Problem description >>
The answer must restate every entry exactly as it appears.

Material provided >>
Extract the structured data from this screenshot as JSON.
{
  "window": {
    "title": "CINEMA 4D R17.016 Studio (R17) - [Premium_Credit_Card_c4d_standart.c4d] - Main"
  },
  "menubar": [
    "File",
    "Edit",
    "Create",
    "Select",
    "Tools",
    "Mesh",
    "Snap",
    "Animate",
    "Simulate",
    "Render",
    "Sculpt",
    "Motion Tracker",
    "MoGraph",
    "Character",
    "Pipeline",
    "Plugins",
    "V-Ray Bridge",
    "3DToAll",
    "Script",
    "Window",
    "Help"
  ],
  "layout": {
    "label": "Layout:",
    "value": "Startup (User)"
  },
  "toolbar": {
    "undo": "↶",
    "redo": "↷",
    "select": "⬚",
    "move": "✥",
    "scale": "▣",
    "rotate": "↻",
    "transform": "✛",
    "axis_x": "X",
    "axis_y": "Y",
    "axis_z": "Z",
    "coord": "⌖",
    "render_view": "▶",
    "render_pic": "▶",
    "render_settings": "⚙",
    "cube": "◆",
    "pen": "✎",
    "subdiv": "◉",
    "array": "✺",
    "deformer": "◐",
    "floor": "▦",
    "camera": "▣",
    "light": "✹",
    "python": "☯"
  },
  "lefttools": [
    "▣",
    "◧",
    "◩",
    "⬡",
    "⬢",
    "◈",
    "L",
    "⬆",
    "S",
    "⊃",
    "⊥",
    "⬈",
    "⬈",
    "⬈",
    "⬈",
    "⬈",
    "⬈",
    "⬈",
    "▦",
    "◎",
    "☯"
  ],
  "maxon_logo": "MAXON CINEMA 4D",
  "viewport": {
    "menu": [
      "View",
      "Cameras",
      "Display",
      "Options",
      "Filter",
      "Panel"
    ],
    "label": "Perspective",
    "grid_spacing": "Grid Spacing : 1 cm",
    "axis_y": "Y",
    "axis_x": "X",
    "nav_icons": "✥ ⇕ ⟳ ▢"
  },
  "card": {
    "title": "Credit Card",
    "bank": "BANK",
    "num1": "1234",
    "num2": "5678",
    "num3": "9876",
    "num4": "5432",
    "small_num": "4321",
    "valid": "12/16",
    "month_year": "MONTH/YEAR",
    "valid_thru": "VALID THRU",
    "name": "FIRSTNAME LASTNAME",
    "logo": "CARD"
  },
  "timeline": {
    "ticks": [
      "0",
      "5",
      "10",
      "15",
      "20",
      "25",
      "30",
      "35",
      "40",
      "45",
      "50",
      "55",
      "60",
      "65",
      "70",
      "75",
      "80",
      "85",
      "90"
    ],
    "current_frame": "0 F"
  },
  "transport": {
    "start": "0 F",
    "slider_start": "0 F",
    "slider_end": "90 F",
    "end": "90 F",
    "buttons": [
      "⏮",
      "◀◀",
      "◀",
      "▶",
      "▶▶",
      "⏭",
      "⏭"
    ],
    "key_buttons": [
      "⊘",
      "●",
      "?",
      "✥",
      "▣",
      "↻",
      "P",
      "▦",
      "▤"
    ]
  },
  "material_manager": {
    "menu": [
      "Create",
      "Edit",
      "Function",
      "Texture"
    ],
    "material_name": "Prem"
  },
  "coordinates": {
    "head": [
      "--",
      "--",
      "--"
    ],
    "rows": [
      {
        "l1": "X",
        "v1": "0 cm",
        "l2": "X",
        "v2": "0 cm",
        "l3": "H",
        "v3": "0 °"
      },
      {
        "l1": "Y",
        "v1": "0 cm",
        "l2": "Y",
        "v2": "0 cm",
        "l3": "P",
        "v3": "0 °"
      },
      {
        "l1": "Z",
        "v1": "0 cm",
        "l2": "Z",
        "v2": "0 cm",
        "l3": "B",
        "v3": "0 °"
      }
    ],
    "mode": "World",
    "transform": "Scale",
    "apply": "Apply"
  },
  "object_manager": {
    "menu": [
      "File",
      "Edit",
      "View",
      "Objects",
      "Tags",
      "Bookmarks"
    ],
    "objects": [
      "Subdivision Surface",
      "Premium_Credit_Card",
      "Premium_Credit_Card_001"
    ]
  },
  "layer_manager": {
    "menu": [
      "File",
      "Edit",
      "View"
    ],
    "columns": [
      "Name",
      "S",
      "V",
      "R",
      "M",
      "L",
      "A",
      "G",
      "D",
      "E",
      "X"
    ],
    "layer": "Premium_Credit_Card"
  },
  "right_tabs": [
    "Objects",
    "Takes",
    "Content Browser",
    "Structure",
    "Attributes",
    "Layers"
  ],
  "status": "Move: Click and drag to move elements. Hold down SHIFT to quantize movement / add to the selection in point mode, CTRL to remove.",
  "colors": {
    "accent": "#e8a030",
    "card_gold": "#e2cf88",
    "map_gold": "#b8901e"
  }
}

Exercise solution >>
Extract the structured data from this screenshot as JSON.
{
  "window": {
    "title": "CINEMA 4D R17.016 Studio (R17) - [Premium_Credit_Card_c4d_standart.c4d] - Main"
  },
  "menubar": [
    "File",
    "Edit",
    "Create",
    "Select",
    "Tools",
    "Mesh",
    "Snap",
    "Animate",
    "Simulate",
    "Render",
    "Sculpt",
    "Motion Tracker",
    "MoGraph",
    "Character",
    "Pipeline",
    "Plugins",
    "V-Ray Bridge",
    "3DToAll",
    "Script",
    "Window",
    "Help"
  ],
  "layout": {
    "label": "Layout:",
    "value": "Startup (User)"
  },
  "toolbar": {
    "undo": "↶",
    "redo": "↷",
    "select": "⬚",
    "move": "✥",
    "scale": "▣",
    "rotate": "↻",
    "transform": "✛",
    "axis_x": "X",
    "axis_y": "Y",
    "axis_z": "Z",
    "coord": "⌖",
    "render_view": "▶",
    "render_pic": "▶",
    "render_settings": "⚙",
    "cube": "◆",
    "pen": "✎",
    "subdiv": "◉",
    "array": "✺",
    "deformer": "◐",
    "floor": "▦",
    "camera": "▣",
    "light": "✹",
    "python": "☯"
  },
  "lefttools": [
    "▣",
    "◧",
    "◩",
    "⬡",
    "⬢",
    "◈",
    "L",
    "⬆",
    "S",
    "⊃",
    "⊥",
    "⬈",
    "⬈",
    "⬈",
    "⬈",
    "⬈",
    "⬈",
    "⬈",
    "▦",
    "◎",
    "☯"
  ],
  "maxon_logo": "MAXON CINEMA 4D",
  "viewport": {
    "menu": [
      "View",
      "Cameras",
      "Display",
      "Options",
      "Filter",
      "Panel"
    ],
    "label": "Perspective",
    "grid_spacing": "Grid Spacing : 1 cm",
    "axis_y": "Y",
    "axis_x": "X",
    "nav_icons": "✥ ⇕ ⟳ ▢"
  },
  "card": {
    "title": "Credit Card",
    "bank": "BANK",
    "num1": "1234",
    "num2": "5678",
    "num3": "9876",
    "num4": "5432",
    "small_num": "4321",
    "valid": "12/16",
    "month_year": "MONTH/YEAR",
    "valid_thru": "VALID THRU",
    "name": "FIRSTNAME LASTNAME",
    "logo": "CARD"
  },
  "timeline": {
    "ticks": [
      "0",
      "5",
      "10",
      "15",
      "20",
      "25",
      "30",
      "35",
      "40",
      "45",
      "50",
      "55",
      "60",
      "65",
      "70",
      "75",
      "80",
      "85",
      "90"
    ],
    "current_frame": "0 F"
  },
  "transport": {
    "start": "0 F",
    "slider_start": "0 F",
    "slider_end": "90 F",
    "end": "90 F",
    "buttons": [
      "⏮",
      "◀◀",
      "◀",
      "▶",
      "▶▶",
      "⏭",
      "⏭"
    ],
    "key_buttons": [
      "⊘",
      "●",
      "?",
      "✥",
      "▣",
      "↻",
      "P",
      "▦",
      "▤"
    ]
  },
  "material_manager": {
    "menu": [
      "Create",
      "Edit",
      "Function",
      "Texture"
    ],
    "material_name": "Prem"
  },
  "coordinates": {
    "head": [
      "--",
      "--",
      "--"
    ],
    "rows": [
      {
        "l1": "X",
        "v1": "0 cm",
        "l2": "X",
        "v2": "0 cm",
        "l3": "H",
        "v3": "0 °"
      },
      {
        "l1": "Y",
        "v1": "0 cm",
        "l2": "Y",
        "v2": "0 cm",
        "l3": "P",
        "v3": "0 °"
      },
      {
        "l1": "Z",
        "v1": "0 cm",
        "l2": "Z",
        "v2": "0 cm",
        "l3": "B",
        "v3": "0 °"
      }
    ],
    "mode": "World",
    "transform": "Scale",
    "apply": "Apply"
  },
  "object_manager": {
    "menu": [
      "File",
      "Edit",
      "View",
      "Objects",
      "Tags",
      "Bookmarks"
    ],
    "objects": [
      "Subdivision Surface",
      "Premium_Credit_Card",
      "Premium_Credit_Card_001"
    ]
  },
  "layer_manager": {
    "menu": [
      "File",
      "Edit",
      "View"
    ],
    "columns": [
      "Name",
      "S",
      "V",
      "R",
      "M",
      "L",
      "A",
      "G",
      "D",
      "E",
      "X"
    ],
    "layer": "Premium_Credit_Card"
  },
  "right_tabs": [
    "Objects",
    "Takes",
    "Content Browser",
    "Structure",
    "Attributes",
    "Layers"
  ],
  "status": "Move: Click and drag to move elements. Hold down SHIFT to quantize movement / add to the selection in point mode, CTRL to remove.",
  "colors": {
    "accent": "#e8a030",
    "card_gold": "#e2cf88",
    "map_gold": "#b8901e"
  }
}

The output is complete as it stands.